DATA EXCERPTS ::
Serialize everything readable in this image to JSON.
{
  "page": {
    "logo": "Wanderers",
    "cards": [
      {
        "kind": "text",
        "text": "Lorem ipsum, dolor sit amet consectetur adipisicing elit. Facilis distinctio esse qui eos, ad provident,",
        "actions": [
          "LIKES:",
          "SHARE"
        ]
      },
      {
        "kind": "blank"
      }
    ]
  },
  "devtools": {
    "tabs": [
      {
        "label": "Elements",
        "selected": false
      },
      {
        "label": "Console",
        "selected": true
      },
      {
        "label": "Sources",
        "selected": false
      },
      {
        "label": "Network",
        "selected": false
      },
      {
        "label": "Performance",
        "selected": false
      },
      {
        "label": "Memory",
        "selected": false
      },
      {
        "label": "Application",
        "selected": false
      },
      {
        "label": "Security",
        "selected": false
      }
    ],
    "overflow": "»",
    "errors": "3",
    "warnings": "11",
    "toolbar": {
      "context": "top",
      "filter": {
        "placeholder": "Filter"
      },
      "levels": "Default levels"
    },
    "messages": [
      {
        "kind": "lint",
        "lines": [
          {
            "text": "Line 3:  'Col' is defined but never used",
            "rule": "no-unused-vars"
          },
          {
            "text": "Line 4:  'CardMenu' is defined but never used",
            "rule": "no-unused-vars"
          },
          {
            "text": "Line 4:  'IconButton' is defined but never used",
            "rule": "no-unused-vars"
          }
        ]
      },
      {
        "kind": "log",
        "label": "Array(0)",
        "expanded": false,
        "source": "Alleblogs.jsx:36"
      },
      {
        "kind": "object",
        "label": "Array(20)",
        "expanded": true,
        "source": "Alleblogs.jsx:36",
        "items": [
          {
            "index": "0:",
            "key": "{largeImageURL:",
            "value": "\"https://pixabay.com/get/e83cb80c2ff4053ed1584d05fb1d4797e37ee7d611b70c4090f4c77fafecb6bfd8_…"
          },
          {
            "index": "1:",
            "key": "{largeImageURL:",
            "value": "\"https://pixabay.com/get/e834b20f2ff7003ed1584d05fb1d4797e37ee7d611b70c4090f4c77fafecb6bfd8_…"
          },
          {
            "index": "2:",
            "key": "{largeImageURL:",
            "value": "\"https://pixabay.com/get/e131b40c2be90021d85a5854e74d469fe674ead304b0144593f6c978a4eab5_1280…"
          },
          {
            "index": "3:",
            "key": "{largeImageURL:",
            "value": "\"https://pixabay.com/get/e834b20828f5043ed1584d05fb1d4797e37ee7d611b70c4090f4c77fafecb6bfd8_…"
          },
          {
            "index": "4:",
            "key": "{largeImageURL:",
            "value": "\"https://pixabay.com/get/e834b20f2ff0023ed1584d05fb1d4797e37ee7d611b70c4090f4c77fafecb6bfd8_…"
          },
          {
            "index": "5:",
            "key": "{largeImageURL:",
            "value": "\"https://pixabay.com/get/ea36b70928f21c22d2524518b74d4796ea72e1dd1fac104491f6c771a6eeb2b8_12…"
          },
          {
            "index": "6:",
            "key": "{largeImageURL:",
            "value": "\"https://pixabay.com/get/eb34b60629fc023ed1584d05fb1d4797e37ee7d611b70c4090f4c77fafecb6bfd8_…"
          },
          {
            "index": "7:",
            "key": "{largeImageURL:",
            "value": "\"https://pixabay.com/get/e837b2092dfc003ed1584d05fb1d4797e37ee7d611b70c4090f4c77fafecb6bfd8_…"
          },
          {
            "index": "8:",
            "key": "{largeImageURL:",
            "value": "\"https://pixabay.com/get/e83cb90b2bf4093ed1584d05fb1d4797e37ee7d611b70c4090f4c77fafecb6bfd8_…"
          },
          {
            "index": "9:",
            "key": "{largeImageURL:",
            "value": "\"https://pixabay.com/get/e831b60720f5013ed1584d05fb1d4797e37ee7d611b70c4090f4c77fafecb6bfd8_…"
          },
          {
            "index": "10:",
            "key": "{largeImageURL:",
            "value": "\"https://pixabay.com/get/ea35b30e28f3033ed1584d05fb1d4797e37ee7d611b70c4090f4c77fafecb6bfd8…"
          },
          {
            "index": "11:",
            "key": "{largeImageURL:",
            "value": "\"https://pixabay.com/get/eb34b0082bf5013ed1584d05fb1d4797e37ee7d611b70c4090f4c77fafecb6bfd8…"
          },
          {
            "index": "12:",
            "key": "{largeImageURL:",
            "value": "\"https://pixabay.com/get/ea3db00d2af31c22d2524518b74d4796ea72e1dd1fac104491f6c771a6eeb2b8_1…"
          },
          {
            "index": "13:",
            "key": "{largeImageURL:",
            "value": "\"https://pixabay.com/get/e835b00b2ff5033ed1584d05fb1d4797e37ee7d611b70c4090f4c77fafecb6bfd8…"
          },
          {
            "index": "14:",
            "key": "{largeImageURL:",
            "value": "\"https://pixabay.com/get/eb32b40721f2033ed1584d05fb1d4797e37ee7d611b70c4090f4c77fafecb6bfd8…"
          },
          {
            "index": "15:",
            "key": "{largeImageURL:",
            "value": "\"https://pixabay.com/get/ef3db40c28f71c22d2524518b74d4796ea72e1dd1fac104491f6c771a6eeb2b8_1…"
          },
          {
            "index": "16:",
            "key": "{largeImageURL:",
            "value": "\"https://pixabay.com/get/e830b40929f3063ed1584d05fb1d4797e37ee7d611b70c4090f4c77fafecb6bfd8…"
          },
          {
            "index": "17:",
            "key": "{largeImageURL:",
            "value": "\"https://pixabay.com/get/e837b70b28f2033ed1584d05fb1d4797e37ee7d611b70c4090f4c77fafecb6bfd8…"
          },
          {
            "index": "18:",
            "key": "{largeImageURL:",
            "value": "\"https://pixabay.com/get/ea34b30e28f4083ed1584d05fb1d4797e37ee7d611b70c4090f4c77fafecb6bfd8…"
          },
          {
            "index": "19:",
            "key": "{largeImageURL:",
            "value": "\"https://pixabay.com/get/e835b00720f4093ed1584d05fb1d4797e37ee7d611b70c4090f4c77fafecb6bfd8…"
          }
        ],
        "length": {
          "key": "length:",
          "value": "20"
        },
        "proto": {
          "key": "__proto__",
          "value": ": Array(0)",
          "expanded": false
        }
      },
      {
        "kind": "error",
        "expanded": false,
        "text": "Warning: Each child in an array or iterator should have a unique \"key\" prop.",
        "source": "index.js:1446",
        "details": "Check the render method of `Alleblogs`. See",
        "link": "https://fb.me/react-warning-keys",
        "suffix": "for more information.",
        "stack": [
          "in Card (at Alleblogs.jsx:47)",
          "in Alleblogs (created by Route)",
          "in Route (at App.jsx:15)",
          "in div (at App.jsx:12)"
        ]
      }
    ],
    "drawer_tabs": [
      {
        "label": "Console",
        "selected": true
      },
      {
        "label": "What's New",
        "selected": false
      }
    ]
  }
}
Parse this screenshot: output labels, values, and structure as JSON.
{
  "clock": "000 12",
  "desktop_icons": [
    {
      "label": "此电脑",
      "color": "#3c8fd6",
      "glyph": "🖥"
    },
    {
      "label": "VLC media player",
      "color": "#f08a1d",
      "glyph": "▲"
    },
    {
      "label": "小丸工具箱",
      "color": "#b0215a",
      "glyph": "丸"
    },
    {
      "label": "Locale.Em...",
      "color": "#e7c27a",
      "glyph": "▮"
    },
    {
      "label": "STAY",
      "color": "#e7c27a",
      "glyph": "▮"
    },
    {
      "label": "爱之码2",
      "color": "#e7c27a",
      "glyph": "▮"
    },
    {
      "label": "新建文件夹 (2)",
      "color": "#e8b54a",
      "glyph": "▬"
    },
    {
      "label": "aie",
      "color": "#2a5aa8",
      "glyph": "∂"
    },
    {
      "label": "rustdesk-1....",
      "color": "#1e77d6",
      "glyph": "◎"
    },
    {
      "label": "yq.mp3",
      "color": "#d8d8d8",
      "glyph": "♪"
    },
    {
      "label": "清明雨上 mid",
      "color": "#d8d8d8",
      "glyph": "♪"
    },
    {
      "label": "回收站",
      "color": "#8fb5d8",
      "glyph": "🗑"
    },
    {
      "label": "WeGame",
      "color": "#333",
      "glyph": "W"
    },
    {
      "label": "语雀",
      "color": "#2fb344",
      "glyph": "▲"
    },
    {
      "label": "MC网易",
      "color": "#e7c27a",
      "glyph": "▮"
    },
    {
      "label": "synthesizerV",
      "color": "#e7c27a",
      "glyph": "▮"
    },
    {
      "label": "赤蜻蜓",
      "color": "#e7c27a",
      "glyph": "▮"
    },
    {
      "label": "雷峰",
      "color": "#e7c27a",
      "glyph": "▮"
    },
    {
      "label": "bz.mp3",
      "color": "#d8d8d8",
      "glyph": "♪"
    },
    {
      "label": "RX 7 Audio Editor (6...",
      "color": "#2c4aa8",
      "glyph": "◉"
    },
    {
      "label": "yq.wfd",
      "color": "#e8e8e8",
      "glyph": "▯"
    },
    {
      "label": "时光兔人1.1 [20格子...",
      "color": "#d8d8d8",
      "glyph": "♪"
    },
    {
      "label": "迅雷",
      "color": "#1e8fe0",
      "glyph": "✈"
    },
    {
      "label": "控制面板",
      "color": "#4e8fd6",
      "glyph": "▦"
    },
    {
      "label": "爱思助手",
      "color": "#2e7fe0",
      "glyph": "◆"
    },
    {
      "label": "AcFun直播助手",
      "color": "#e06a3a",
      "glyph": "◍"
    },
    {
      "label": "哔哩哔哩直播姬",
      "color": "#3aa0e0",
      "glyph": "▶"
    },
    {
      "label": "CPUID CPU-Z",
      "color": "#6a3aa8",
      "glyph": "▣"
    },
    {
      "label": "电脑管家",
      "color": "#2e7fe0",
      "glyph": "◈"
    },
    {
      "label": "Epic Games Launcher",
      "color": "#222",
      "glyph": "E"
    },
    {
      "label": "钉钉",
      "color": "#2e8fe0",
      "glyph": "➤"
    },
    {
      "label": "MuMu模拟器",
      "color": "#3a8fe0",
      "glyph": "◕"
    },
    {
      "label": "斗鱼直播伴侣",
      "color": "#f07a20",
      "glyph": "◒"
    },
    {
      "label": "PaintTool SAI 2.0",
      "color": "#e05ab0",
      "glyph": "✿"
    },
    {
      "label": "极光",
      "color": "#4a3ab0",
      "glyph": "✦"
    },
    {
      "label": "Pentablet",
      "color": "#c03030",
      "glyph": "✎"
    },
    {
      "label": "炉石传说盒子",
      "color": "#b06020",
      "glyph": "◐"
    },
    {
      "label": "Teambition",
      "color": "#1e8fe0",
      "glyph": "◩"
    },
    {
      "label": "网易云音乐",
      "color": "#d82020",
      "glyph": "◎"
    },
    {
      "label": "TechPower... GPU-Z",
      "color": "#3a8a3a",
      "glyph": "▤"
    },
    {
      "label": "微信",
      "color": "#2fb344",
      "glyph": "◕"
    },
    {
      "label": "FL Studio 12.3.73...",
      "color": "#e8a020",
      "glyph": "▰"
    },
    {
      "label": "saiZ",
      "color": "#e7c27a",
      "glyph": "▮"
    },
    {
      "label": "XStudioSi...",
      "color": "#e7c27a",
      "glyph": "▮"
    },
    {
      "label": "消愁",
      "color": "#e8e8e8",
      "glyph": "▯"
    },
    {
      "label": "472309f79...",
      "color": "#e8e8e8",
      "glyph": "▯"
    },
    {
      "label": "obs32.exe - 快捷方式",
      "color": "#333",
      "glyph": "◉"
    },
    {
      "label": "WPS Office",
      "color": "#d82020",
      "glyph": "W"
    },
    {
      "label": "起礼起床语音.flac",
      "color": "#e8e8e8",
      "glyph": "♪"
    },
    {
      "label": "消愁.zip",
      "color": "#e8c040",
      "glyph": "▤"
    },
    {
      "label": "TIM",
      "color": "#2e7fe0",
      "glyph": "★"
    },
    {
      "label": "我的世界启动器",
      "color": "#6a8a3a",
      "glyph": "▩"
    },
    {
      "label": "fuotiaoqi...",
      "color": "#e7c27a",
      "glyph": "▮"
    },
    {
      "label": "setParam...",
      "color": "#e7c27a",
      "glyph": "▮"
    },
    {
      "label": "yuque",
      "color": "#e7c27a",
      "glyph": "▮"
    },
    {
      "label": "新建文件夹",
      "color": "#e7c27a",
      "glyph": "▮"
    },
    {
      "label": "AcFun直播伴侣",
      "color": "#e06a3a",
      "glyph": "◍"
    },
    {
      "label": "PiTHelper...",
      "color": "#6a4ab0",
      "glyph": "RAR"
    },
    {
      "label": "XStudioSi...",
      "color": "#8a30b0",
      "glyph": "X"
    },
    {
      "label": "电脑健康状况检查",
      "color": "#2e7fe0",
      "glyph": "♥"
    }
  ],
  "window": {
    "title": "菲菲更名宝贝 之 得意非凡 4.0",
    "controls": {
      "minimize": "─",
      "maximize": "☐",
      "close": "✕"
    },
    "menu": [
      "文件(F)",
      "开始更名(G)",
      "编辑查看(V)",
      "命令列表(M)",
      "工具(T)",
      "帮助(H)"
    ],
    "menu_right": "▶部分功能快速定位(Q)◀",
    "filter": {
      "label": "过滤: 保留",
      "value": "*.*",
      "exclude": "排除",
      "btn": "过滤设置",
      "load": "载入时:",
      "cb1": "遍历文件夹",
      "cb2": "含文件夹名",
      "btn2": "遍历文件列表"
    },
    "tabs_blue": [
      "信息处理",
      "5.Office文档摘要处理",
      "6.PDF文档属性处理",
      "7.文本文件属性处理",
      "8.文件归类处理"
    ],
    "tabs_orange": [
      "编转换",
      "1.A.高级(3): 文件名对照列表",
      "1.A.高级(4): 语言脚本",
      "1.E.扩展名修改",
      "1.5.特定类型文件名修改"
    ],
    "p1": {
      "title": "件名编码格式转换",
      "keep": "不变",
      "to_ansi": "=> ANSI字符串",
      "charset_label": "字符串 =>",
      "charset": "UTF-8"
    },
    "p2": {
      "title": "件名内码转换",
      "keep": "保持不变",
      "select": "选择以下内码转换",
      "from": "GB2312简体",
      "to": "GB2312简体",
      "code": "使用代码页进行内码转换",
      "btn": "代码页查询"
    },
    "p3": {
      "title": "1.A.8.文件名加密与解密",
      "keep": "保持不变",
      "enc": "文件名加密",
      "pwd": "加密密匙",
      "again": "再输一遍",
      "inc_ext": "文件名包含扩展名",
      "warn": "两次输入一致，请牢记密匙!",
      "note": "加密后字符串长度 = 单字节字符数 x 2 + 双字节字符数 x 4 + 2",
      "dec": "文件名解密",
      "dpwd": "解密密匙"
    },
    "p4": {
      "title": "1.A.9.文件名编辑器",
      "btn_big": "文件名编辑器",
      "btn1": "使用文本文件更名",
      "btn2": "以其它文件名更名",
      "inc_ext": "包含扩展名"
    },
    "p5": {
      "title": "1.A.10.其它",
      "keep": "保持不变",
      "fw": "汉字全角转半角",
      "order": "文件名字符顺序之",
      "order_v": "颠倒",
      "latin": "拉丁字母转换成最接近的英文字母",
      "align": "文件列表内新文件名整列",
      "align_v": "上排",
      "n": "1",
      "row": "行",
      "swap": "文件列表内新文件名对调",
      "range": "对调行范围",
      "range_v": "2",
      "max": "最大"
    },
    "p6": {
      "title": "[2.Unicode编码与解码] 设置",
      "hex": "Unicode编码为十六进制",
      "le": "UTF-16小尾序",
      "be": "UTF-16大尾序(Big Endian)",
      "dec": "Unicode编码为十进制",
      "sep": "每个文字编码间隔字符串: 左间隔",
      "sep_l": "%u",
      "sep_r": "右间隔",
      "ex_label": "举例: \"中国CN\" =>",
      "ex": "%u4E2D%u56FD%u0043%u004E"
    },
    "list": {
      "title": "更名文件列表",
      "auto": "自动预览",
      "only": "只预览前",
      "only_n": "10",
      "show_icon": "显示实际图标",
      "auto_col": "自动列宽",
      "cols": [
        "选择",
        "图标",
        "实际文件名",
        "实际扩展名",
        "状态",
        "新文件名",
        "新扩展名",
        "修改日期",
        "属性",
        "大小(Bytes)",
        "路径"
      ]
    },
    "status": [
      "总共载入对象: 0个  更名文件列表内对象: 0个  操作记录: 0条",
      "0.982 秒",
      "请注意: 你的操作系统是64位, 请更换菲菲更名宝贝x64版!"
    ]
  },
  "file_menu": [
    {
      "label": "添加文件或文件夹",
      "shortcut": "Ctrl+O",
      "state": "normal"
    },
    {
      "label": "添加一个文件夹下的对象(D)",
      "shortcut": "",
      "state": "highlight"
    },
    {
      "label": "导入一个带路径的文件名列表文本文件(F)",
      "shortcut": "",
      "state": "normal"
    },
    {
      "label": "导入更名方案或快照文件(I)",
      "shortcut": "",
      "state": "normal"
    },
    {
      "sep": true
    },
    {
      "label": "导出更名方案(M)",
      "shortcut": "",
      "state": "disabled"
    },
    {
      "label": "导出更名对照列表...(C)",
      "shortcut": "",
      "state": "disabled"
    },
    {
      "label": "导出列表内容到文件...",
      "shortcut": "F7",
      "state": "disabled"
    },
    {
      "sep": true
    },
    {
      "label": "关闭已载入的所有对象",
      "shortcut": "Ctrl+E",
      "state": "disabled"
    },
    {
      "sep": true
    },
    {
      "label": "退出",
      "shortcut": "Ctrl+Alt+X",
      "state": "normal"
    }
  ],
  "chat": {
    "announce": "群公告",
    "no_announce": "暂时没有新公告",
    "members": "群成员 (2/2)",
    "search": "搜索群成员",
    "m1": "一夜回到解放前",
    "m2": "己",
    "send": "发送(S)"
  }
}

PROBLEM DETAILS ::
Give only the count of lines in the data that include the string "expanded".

SOLUTION TO THE EXERCISE ::
4